(Data for the task)

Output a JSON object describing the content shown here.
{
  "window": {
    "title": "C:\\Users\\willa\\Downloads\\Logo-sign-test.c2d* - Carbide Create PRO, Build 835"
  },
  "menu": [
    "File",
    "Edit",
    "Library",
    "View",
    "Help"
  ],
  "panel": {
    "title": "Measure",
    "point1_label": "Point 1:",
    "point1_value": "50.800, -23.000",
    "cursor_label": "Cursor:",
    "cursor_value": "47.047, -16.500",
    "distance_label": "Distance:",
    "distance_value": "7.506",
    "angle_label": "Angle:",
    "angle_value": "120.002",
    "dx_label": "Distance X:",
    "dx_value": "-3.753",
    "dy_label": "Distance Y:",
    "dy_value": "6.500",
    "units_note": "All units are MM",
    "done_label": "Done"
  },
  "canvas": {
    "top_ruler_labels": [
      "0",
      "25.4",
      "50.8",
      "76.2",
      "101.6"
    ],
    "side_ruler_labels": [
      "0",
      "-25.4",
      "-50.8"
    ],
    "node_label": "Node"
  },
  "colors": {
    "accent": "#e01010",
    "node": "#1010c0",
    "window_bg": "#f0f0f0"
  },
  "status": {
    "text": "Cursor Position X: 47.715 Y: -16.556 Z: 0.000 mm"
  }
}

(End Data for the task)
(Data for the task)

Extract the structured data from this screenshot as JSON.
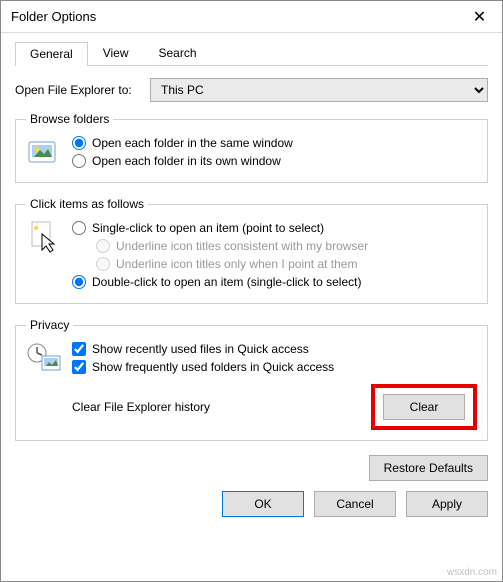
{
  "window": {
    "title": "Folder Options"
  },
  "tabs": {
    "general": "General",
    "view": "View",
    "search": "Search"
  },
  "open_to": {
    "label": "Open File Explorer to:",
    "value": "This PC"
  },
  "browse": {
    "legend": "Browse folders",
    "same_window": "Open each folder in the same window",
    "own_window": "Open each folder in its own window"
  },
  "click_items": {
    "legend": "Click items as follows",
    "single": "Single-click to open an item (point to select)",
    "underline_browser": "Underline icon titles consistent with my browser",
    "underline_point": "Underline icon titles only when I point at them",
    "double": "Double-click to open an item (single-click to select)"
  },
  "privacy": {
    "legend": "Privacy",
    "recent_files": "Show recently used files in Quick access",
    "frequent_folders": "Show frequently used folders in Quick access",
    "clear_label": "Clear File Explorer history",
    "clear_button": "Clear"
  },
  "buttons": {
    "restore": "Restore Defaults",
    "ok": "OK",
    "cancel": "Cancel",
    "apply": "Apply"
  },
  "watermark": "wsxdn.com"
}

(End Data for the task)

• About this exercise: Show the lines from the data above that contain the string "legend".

• Answer box:
    "legend": "Browse folders",
    "legend": "Click items as follows",
    "legend": "Privacy",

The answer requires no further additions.